How Can I Motivate My Teen to Get Interested in School?
By Dr. Stacie Bunning, clinical psychologist
My daughter has been mentioning lately to me that she does not feel motivated to go to school this semester. This sounds strange to me. She does not do some of her assignments or participate as expected in the classroom either. She also said that school is boring. I have asked her if there is anything going on in school that's new, or things she will like us to talk about that may be bothering her about school. She has not said anything. She says it's just me.
How can I better motivate her? We assist her with most of her assignments, but sometimes she does not even tell us she has any assignments until we contact her teachers who complain she has a lot of missing assignments and her grades are low due to this. It's not that she is not a brilliant kid either. She is.
You raise several concerns in your question, and I will address two. First, your daughter, whom you described as brilliant, told you that she felt unmotivated and that she found school boring. She also stopped participating in school and completing her assignments. It is possible that your daughter is not finding her schoolwork to be challenging enough. Sometimes very bright adolescents get to the point where routine school assignments seem stupid to them, and they feel the work is not worth their time, so they simply stop. Obviously, this cannot continue and must be addressed.
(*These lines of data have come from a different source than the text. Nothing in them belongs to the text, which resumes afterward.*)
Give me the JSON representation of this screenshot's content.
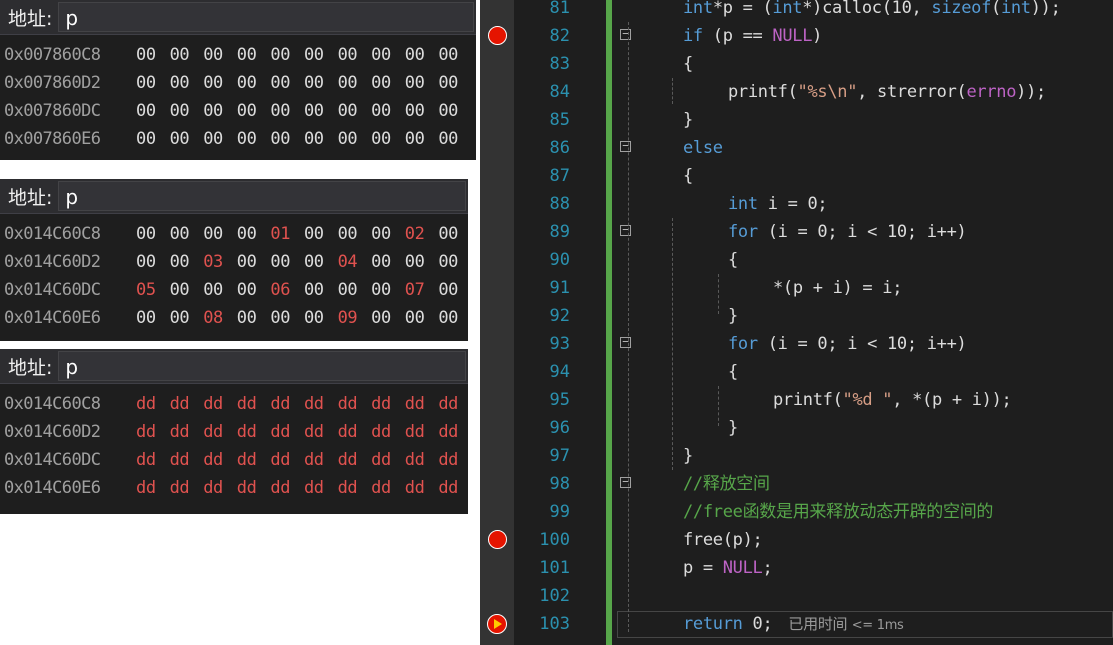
{
  "memory_panels": [
    {
      "label": "地址:",
      "address_input": "p",
      "rows": [
        {
          "addr": "0x007860C8",
          "bytes": [
            "00",
            "00",
            "00",
            "00",
            "00",
            "00",
            "00",
            "00",
            "00",
            "00"
          ],
          "changed": []
        },
        {
          "addr": "0x007860D2",
          "bytes": [
            "00",
            "00",
            "00",
            "00",
            "00",
            "00",
            "00",
            "00",
            "00",
            "00"
          ],
          "changed": []
        },
        {
          "addr": "0x007860DC",
          "bytes": [
            "00",
            "00",
            "00",
            "00",
            "00",
            "00",
            "00",
            "00",
            "00",
            "00"
          ],
          "changed": []
        },
        {
          "addr": "0x007860E6",
          "bytes": [
            "00",
            "00",
            "00",
            "00",
            "00",
            "00",
            "00",
            "00",
            "00",
            "00"
          ],
          "changed": []
        }
      ]
    },
    {
      "label": "地址:",
      "address_input": "p",
      "rows": [
        {
          "addr": "0x014C60C8",
          "bytes": [
            "00",
            "00",
            "00",
            "00",
            "01",
            "00",
            "00",
            "00",
            "02",
            "00"
          ],
          "changed": [
            4,
            8
          ]
        },
        {
          "addr": "0x014C60D2",
          "bytes": [
            "00",
            "00",
            "03",
            "00",
            "00",
            "00",
            "04",
            "00",
            "00",
            "00"
          ],
          "changed": [
            2,
            6
          ]
        },
        {
          "addr": "0x014C60DC",
          "bytes": [
            "05",
            "00",
            "00",
            "00",
            "06",
            "00",
            "00",
            "00",
            "07",
            "00"
          ],
          "changed": [
            0,
            4,
            8
          ]
        },
        {
          "addr": "0x014C60E6",
          "bytes": [
            "00",
            "00",
            "08",
            "00",
            "00",
            "00",
            "09",
            "00",
            "00",
            "00"
          ],
          "changed": [
            2,
            6
          ]
        }
      ]
    },
    {
      "label": "地址:",
      "address_input": "p",
      "rows": [
        {
          "addr": "0x014C60C8",
          "bytes": [
            "dd",
            "dd",
            "dd",
            "dd",
            "dd",
            "dd",
            "dd",
            "dd",
            "dd",
            "dd"
          ],
          "changed": [
            0,
            1,
            2,
            3,
            4,
            5,
            6,
            7,
            8,
            9
          ]
        },
        {
          "addr": "0x014C60D2",
          "bytes": [
            "dd",
            "dd",
            "dd",
            "dd",
            "dd",
            "dd",
            "dd",
            "dd",
            "dd",
            "dd"
          ],
          "changed": [
            0,
            1,
            2,
            3,
            4,
            5,
            6,
            7,
            8,
            9
          ]
        },
        {
          "addr": "0x014C60DC",
          "bytes": [
            "dd",
            "dd",
            "dd",
            "dd",
            "dd",
            "dd",
            "dd",
            "dd",
            "dd",
            "dd"
          ],
          "changed": [
            0,
            1,
            2,
            3,
            4,
            5,
            6,
            7,
            8,
            9
          ]
        },
        {
          "addr": "0x014C60E6",
          "bytes": [
            "dd",
            "dd",
            "dd",
            "dd",
            "dd",
            "dd",
            "dd",
            "dd",
            "dd",
            "dd"
          ],
          "changed": [
            0,
            1,
            2,
            3,
            4,
            5,
            6,
            7,
            8,
            9
          ]
        }
      ]
    }
  ],
  "editor": {
    "lines": [
      {
        "n": "81",
        "html": "<span class=\"kw\">int</span>*p = (<span class=\"kw\">int</span>*)calloc(10, <span class=\"kw\">sizeof</span>(<span class=\"kw\">int</span>));",
        "indent": 0
      },
      {
        "n": "82",
        "html": "<span class=\"kw\">if</span> (p == <span class=\"mac\">NULL</span>)",
        "indent": 0,
        "breakpoint": true,
        "fold": true
      },
      {
        "n": "83",
        "html": "{",
        "indent": 0
      },
      {
        "n": "84",
        "html": "printf(<span class=\"str\">\"%s\\n\"</span>, strerror(<span class=\"mac\">errno</span>));",
        "indent": 1
      },
      {
        "n": "85",
        "html": "}",
        "indent": 0
      },
      {
        "n": "86",
        "html": "<span class=\"kw\">else</span>",
        "indent": 0,
        "fold": true
      },
      {
        "n": "87",
        "html": "{",
        "indent": 0
      },
      {
        "n": "88",
        "html": "<span class=\"kw\">int</span> i = 0;",
        "indent": 1
      },
      {
        "n": "89",
        "html": "<span class=\"kw\">for</span> (i = 0; i &lt; 10; i++)",
        "indent": 1,
        "fold": true
      },
      {
        "n": "90",
        "html": "{",
        "indent": 1
      },
      {
        "n": "91",
        "html": "*(p + i) = i;",
        "indent": 2
      },
      {
        "n": "92",
        "html": "}",
        "indent": 1
      },
      {
        "n": "93",
        "html": "<span class=\"kw\">for</span> (i = 0; i &lt; 10; i++)",
        "indent": 1,
        "fold": true
      },
      {
        "n": "94",
        "html": "{",
        "indent": 1
      },
      {
        "n": "95",
        "html": "printf(<span class=\"str\">\"%d \"</span>, *(p + i));",
        "indent": 2
      },
      {
        "n": "96",
        "html": "}",
        "indent": 1
      },
      {
        "n": "97",
        "html": "}",
        "indent": 0
      },
      {
        "n": "98",
        "html": "<span class=\"cm\">//释放空间</span>",
        "indent": 0,
        "fold": true
      },
      {
        "n": "99",
        "html": "<span class=\"cm\">//free函数是用来释放动态开辟的空间的</span>",
        "indent": 0
      },
      {
        "n": "100",
        "html": "free(p);",
        "indent": 0,
        "breakpoint": true
      },
      {
        "n": "101",
        "html": "p = <span class=\"mac\">NULL</span>;",
        "indent": 0
      },
      {
        "n": "102",
        "html": "",
        "indent": 0
      },
      {
        "n": "103",
        "html": "<span class=\"kw\">return</span> 0;",
        "indent": 0,
        "current": true
      }
    ],
    "perf_tip_text": "已用时间",
    "perf_tip_value": "<= 1ms"
  }
}
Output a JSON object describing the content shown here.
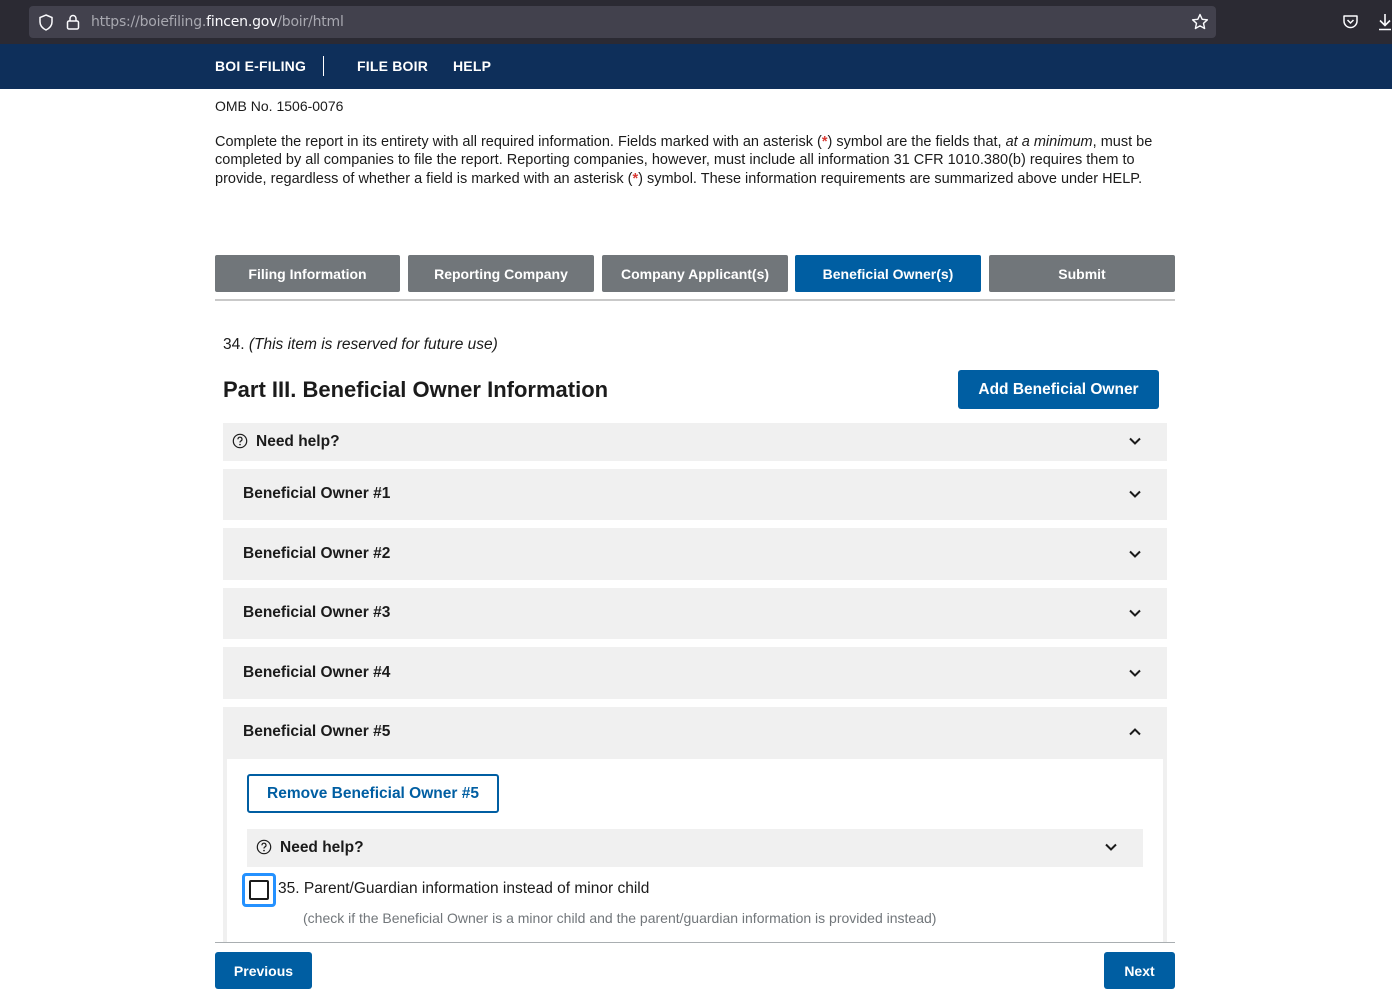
{
  "browser": {
    "url_prefix": "https://boiefiling.",
    "url_domain": "fincen.gov",
    "url_path": "/boir/html"
  },
  "nav": {
    "brand": "BOI E-FILING",
    "file": "FILE BOIR",
    "help": "HELP"
  },
  "omb": "OMB No. 1506-0076",
  "intro": {
    "p1": "Complete the report in its entirety with all required information. Fields marked with an asterisk (",
    "star": "*",
    "p2": ") symbol are the fields that, ",
    "italic": "at a minimum",
    "p3": ", must be completed by all companies to file the report. Reporting companies, however, must include all information 31 CFR 1010.380(b) requires them to provide, regardless of whether a field is marked with an asterisk (",
    "p4": ") symbol. These information requirements are summarized above under HELP."
  },
  "steps": [
    {
      "label": "Filing Information",
      "active": false
    },
    {
      "label": "Reporting Company",
      "active": false
    },
    {
      "label": "Company Applicant(s)",
      "active": false
    },
    {
      "label": "Beneficial Owner(s)",
      "active": true
    },
    {
      "label": "Submit",
      "active": false
    }
  ],
  "reserved": {
    "num": "34. ",
    "text": "(This item is reserved for future use)"
  },
  "part_title": "Part III. Beneficial Owner Information",
  "add_button": "Add Beneficial Owner",
  "need_help": "Need help?",
  "owners": [
    "Beneficial Owner #1",
    "Beneficial Owner #2",
    "Beneficial Owner #3",
    "Beneficial Owner #4",
    "Beneficial Owner #5"
  ],
  "remove_button": "Remove Beneficial Owner #5",
  "inner_help": "Need help?",
  "item35": {
    "label": "35. Parent/Guardian information instead of minor child",
    "hint": "(check if the Beneficial Owner is a minor child and the parent/guardian information is provided instead)",
    "checked": false
  },
  "footer": {
    "previous": "Previous",
    "next": "Next"
  },
  "colors": {
    "nav_bg": "#0e2f5a",
    "primary": "#005ea2",
    "tab_inactive": "#71767a",
    "accordion_bg": "#f0f0f0",
    "required_star": "#d83933"
  }
}
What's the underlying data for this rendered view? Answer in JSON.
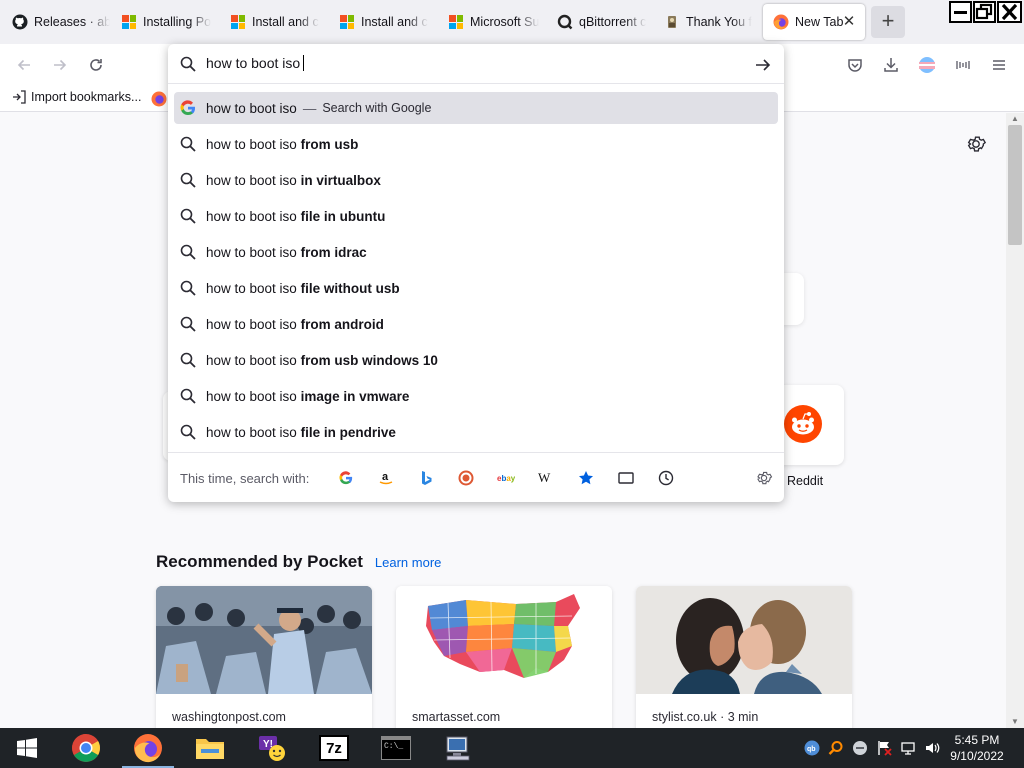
{
  "tabs": [
    {
      "title": "Releases · ab",
      "icon": "github-icon"
    },
    {
      "title": "Installing Po",
      "icon": "microsoft-logo-icon"
    },
    {
      "title": "Install and c",
      "icon": "microsoft-logo-icon"
    },
    {
      "title": "Install and c",
      "icon": "microsoft-logo-icon"
    },
    {
      "title": "Microsoft Su",
      "icon": "microsoft-logo-icon"
    },
    {
      "title": "qBittorrent c",
      "icon": "qbittorrent-icon"
    },
    {
      "title": "Thank You f",
      "icon": "thank-you-icon"
    },
    {
      "title": "New Tab",
      "icon": "firefox-icon",
      "active": true
    }
  ],
  "bookmarks": {
    "import_label": "Import bookmarks..."
  },
  "urlbar": {
    "value": "how to boot iso",
    "first_suggestion": {
      "text": "how to boot iso",
      "separator": "—",
      "action": "Search with Google"
    },
    "suggestions": [
      {
        "prefix": "how to boot iso",
        "bold": "from usb"
      },
      {
        "prefix": "how to boot iso",
        "bold": "in virtualbox"
      },
      {
        "prefix": "how to boot iso",
        "bold": "file in ubuntu"
      },
      {
        "prefix": "how to boot iso",
        "bold": "from idrac"
      },
      {
        "prefix": "how to boot iso",
        "bold": "file without usb"
      },
      {
        "prefix": "how to boot iso",
        "bold": "from android"
      },
      {
        "prefix": "how to boot iso",
        "bold": "from usb windows 10"
      },
      {
        "prefix": "how to boot iso",
        "bold": "image in vmware"
      },
      {
        "prefix": "how to boot iso",
        "bold": "file in pendrive"
      }
    ],
    "oneoff_label": "This time, search with:",
    "engines": [
      "google-icon",
      "amazon-icon",
      "bing-icon",
      "duckduckgo-icon",
      "ebay-icon",
      "wikipedia-icon",
      "bookmarks-star-icon",
      "tabs-icon",
      "history-icon"
    ]
  },
  "newtab": {
    "top_site_label": "Reddit",
    "pocket_title": "Recommended by Pocket",
    "pocket_learn_more": "Learn more",
    "stories": [
      {
        "source": "washingtonpost.com"
      },
      {
        "source": "smartasset.com"
      },
      {
        "source": "stylist.co.uk · 3 min"
      }
    ]
  },
  "taskbar": {
    "apps": [
      "chrome-icon",
      "firefox-icon",
      "file-explorer-icon",
      "yahoo-messenger-icon",
      "7zip-icon",
      "command-prompt-icon",
      "network-computer-icon"
    ],
    "seven_zip_label": "7z",
    "cmd_label": "C:\\_",
    "time": "5:45 PM",
    "date": "9/10/2022"
  },
  "colors": {
    "accent": "#0061e0",
    "selected_row": "#e0e0e6",
    "taskbar": "#1f2327"
  }
}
Second, I wonder if your daughter might be depressed. Changes in behavior (not doing schoolwork or participating in class) and emotions (complaining of being bored, unmotivated) can signal that something is going on. Have there been other dramatic changes in areas such as her sleep and eating habits, or appearance? Has she been isolating herself or unusually irritable? If so, these are all symptoms of depression. This, too, must be addressed.
I think a face-to-face meeting with you, your daughter, and her school counselor is necessary. From your comments it seems that communication between you and school staff could be better. You should consider setting up a regular schedule of communication with them so you can keep on top of missing assignments before it becomes too late. At the meeting, you can share your specific concerns, hear theirs, and come up with a plan of action. Follow that up with a visit to your daughter's pediatrician or general practitioner to rule out any physical issues, and if needed, get a referral to a mental health practitioner.
Advice from our experts is not a substitute for professional diagnosis or treatment from a health-care provider or learning expert familiar with your unique situation. We recommend consulting a qualified professional if you have concerns about your child's condition.